WHAT YOU NEED TO DO: If a line in the records below includes the word "badges", count it, then give the total and nothing else.

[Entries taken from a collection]
══════════

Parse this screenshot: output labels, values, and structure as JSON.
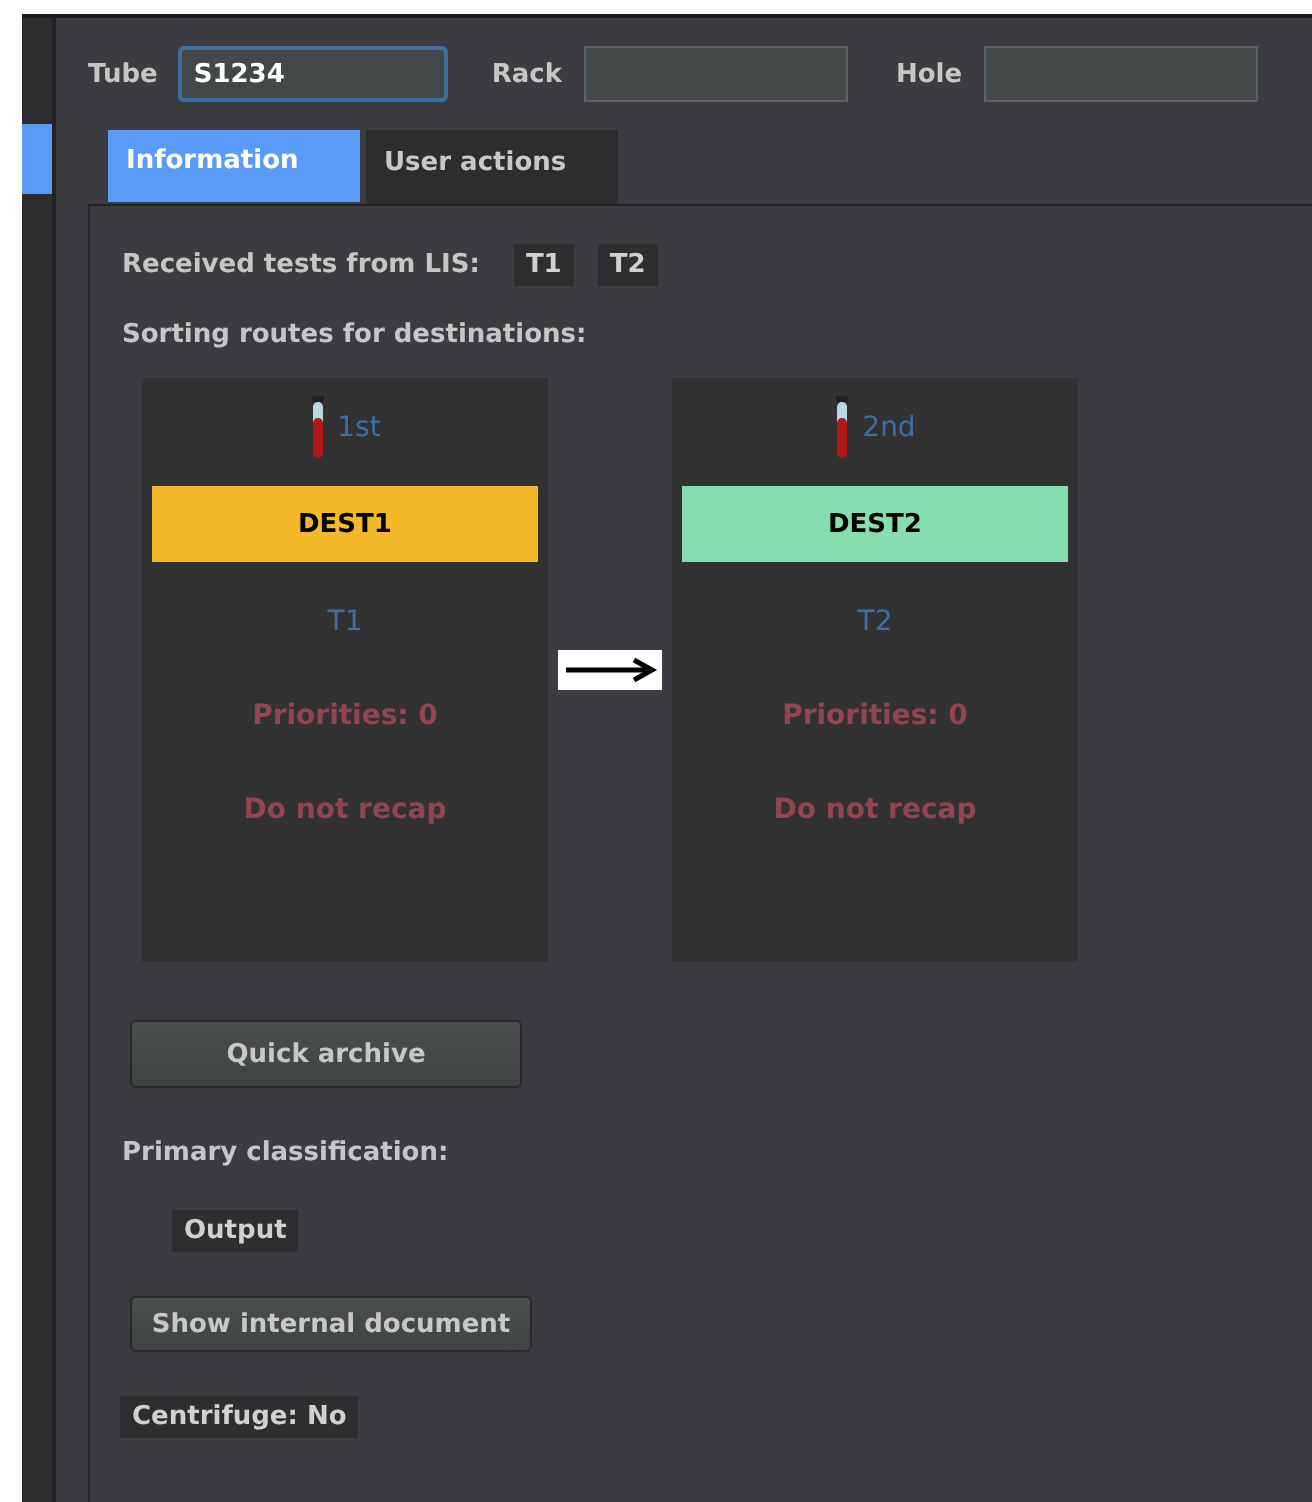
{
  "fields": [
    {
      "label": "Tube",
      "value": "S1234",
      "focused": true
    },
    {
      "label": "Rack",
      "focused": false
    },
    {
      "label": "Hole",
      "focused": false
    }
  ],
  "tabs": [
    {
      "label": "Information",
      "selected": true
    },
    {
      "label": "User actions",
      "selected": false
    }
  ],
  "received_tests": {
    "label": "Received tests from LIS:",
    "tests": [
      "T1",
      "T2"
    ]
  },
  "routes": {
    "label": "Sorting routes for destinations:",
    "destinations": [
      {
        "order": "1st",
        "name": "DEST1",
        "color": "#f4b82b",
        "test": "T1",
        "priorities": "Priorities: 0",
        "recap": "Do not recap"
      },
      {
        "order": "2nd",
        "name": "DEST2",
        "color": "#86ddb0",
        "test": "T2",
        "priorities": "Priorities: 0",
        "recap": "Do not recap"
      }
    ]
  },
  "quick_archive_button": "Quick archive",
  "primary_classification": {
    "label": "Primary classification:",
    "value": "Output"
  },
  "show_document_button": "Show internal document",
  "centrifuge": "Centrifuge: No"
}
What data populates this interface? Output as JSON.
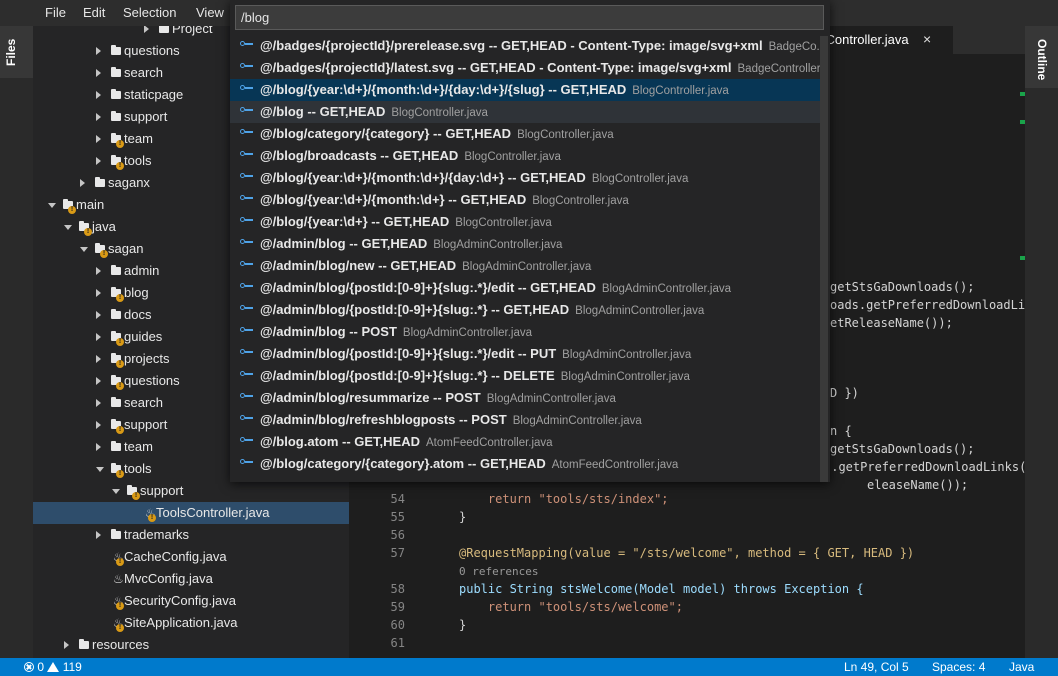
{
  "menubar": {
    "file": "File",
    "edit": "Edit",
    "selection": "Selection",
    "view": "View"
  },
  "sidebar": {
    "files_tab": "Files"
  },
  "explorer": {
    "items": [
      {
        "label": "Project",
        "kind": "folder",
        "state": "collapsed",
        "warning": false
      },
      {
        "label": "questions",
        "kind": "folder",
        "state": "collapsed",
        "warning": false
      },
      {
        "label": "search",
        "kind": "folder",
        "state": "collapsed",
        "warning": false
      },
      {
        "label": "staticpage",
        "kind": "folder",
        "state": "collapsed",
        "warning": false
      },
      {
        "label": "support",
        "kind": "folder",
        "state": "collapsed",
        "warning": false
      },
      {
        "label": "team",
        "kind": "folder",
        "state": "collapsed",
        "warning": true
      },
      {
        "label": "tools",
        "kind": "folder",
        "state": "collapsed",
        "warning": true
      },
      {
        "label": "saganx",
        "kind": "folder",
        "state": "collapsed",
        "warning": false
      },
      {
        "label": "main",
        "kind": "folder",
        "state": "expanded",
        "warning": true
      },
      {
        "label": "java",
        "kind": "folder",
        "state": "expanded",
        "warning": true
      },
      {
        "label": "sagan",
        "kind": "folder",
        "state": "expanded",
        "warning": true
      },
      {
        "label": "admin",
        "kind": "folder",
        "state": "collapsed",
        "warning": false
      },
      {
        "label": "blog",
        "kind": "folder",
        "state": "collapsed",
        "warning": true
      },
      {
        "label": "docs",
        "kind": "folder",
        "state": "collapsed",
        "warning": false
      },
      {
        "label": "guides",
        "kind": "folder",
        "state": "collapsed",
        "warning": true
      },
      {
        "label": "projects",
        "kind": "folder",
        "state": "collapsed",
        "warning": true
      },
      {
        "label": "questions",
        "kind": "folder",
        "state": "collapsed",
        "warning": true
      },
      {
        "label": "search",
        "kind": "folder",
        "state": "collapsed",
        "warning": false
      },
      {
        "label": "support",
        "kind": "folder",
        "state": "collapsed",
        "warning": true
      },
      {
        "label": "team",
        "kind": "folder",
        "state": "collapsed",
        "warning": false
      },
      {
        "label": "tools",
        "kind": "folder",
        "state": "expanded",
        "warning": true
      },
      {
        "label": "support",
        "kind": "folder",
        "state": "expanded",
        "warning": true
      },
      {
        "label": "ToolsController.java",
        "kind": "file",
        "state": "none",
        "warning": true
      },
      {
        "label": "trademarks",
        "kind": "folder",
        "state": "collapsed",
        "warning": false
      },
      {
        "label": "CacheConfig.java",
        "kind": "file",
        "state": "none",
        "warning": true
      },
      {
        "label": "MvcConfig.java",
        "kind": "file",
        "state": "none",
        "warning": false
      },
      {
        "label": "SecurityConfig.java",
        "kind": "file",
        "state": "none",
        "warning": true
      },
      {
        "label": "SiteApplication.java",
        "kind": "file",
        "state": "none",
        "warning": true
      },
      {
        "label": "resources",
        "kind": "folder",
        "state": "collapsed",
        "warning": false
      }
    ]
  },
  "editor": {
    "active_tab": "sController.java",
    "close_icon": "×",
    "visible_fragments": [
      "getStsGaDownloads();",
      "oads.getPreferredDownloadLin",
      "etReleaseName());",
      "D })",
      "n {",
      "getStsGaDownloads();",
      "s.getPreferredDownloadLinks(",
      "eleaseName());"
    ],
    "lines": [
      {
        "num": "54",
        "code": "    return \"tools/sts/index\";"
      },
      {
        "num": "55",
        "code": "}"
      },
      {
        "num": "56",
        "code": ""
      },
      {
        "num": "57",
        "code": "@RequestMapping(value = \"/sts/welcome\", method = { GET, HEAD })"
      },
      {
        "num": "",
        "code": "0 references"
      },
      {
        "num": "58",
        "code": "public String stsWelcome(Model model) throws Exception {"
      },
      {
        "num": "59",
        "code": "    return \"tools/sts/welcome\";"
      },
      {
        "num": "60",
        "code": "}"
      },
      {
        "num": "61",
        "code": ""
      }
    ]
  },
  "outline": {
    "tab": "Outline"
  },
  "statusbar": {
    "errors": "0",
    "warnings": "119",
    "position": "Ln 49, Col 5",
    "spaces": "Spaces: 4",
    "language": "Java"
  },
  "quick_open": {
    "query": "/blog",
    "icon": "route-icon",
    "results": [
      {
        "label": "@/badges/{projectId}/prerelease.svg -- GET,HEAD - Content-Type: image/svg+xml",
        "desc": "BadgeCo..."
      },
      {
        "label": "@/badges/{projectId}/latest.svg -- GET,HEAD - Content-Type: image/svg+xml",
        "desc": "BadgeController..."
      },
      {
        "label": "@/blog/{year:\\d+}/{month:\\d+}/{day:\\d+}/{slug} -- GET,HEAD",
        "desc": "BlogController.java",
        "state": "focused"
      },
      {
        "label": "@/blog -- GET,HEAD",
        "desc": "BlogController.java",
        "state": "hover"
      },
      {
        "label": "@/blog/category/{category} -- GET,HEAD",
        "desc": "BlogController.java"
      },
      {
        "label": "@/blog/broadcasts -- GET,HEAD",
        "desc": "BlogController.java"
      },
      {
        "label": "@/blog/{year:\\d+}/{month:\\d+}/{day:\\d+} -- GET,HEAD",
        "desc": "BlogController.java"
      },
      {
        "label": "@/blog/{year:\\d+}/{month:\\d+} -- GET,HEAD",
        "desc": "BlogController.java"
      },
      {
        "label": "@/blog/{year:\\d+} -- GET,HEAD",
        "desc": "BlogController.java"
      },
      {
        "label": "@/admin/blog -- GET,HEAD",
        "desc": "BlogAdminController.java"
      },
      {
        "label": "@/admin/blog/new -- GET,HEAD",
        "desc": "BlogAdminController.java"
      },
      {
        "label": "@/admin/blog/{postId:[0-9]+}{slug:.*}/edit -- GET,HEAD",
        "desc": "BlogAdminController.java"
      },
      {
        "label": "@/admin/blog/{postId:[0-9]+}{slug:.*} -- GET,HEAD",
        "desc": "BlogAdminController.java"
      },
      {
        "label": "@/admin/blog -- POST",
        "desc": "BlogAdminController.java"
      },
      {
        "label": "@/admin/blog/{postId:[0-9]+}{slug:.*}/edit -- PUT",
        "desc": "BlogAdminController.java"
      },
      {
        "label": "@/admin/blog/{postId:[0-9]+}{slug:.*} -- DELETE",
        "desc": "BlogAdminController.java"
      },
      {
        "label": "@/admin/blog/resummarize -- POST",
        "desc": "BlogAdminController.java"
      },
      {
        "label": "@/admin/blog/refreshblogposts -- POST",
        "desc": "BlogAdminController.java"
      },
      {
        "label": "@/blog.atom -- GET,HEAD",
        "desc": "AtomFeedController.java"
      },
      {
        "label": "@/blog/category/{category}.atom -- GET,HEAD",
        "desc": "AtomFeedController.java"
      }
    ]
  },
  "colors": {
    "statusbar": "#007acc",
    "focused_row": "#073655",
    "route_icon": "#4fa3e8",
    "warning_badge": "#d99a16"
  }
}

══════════

RESPONSE BELOW: 2